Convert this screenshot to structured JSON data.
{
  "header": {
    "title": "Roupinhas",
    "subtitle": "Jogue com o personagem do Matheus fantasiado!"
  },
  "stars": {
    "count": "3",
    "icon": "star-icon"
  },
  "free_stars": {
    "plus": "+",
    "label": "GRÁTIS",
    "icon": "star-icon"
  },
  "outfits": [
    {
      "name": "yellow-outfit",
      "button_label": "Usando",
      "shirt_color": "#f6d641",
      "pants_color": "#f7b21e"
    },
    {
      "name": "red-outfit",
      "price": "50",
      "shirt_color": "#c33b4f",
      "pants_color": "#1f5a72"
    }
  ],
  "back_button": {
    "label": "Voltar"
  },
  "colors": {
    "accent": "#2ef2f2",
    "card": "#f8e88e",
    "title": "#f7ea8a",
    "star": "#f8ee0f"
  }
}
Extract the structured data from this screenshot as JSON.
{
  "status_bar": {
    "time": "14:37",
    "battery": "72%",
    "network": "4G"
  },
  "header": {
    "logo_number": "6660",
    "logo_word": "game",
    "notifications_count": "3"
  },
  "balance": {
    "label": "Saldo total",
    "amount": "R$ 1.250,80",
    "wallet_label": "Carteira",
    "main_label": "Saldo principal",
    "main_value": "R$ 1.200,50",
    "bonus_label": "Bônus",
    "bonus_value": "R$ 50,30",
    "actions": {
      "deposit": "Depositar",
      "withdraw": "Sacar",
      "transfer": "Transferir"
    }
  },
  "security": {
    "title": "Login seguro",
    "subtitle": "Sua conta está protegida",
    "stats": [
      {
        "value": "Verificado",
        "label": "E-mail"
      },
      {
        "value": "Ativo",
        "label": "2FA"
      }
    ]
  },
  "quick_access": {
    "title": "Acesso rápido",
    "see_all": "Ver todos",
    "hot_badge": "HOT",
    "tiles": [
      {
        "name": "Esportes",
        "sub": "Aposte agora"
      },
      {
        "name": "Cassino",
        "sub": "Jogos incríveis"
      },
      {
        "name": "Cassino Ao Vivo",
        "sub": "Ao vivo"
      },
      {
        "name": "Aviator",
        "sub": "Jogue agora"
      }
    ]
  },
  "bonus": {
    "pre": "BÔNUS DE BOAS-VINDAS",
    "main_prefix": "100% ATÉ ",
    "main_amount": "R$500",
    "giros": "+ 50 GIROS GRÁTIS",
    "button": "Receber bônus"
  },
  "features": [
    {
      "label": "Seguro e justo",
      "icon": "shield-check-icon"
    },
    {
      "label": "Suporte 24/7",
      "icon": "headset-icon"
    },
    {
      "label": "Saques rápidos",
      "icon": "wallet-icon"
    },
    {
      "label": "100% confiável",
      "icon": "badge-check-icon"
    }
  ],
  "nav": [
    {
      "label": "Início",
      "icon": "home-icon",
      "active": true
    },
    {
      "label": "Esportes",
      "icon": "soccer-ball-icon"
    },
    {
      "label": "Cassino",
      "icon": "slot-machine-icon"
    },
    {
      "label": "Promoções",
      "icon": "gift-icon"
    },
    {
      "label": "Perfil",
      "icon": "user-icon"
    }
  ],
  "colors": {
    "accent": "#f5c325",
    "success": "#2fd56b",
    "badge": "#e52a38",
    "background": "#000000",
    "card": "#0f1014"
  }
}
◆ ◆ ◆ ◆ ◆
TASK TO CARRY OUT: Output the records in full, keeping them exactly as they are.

ANSWER TO THE PROBLEM:
Convert this screenshot to structured JSON data.
{
  "header": {
    "title": "Roupinhas",
    "subtitle": "Jogue com o personagem do Matheus fantasiado!"
  },
  "stars": {
    "count": "3",
    "icon": "star-icon"
  },
  "free_stars": {
    "plus": "+",
    "label": "GRÁTIS",
    "icon": "star-icon"
  },
  "outfits": [
    {
      "name": "yellow-outfit",
      "button_label": "Usando",
      "shirt_color": "#f6d641",
      "pants_color": "#f7b21e"
    },
    {
      "name": "red-outfit",
      "price": "50",
      "shirt_color": "#c33b4f",
      "pants_color": "#1f5a72"
    }
  ],
  "back_button": {
    "label": "Voltar"
  },
  "colors": {
    "accent": "#2ef2f2",
    "card": "#f8e88e",
    "title": "#f7ea8a",
    "star": "#f8ee0f"
  }
}
Extract the structured data from this screenshot as JSON.
{
  "status_bar": {
    "time": "14:37",
    "battery": "72%",
    "network": "4G"
  },
  "header": {
    "logo_number": "6660",
    "logo_word": "game",
    "notifications_count": "3"
  },
  "balance": {
    "label": "Saldo total",
    "amount": "R$ 1.250,80",
    "wallet_label": "Carteira",
    "main_label": "Saldo principal",
    "main_value": "R$ 1.200,50",
    "bonus_label": "Bônus",
    "bonus_value": "R$ 50,30",
    "actions": {
      "deposit": "Depositar",
      "withdraw": "Sacar",
      "transfer": "Transferir"
    }
  },
  "security": {
    "title": "Login seguro",
    "subtitle": "Sua conta está protegida",
    "stats": [
      {
        "value": "Verificado",
        "label": "E-mail"
      },
      {
        "value": "Ativo",
        "label": "2FA"
      }
    ]
  },
  "quick_access": {
    "title": "Acesso rápido",
    "see_all": "Ver todos",
    "hot_badge": "HOT",
    "tiles": [
      {
        "name": "Esportes",
        "sub": "Aposte agora"
      },
      {
        "name": "Cassino",
        "sub": "Jogos incríveis"
      },
      {
        "name": "Cassino Ao Vivo",
        "sub": "Ao vivo"
      },
      {
        "name": "Aviator",
        "sub": "Jogue agora"
      }
    ]
  },
  "bonus": {
    "pre": "BÔNUS DE BOAS-VINDAS",
    "main_prefix": "100% ATÉ ",
    "main_amount": "R$500",
    "giros": "+ 50 GIROS GRÁTIS",
    "button": "Receber bônus"
  },
  "features": [
    {
      "label": "Seguro e justo",
      "icon": "shield-check-icon"
    },
    {
      "label": "Suporte 24/7",
      "icon": "headset-icon"
    },
    {
      "label": "Saques rápidos",
      "icon": "wallet-icon"
    },
    {
      "label": "100% confiável",
      "icon": "badge-check-icon"
    }
  ],
  "nav": [
    {
      "label": "Início",
      "icon": "home-icon",
      "active": true
    },
    {
      "label": "Esportes",
      "icon": "soccer-ball-icon"
    },
    {
      "label": "Cassino",
      "icon": "slot-machine-icon"
    },
    {
      "label": "Promoções",
      "icon": "gift-icon"
    },
    {
      "label": "Perfil",
      "icon": "user-icon"
    }
  ],
  "colors": {
    "accent": "#f5c325",
    "success": "#2fd56b",
    "badge": "#e52a38",
    "background": "#000000",
    "card": "#0f1014"
  }
}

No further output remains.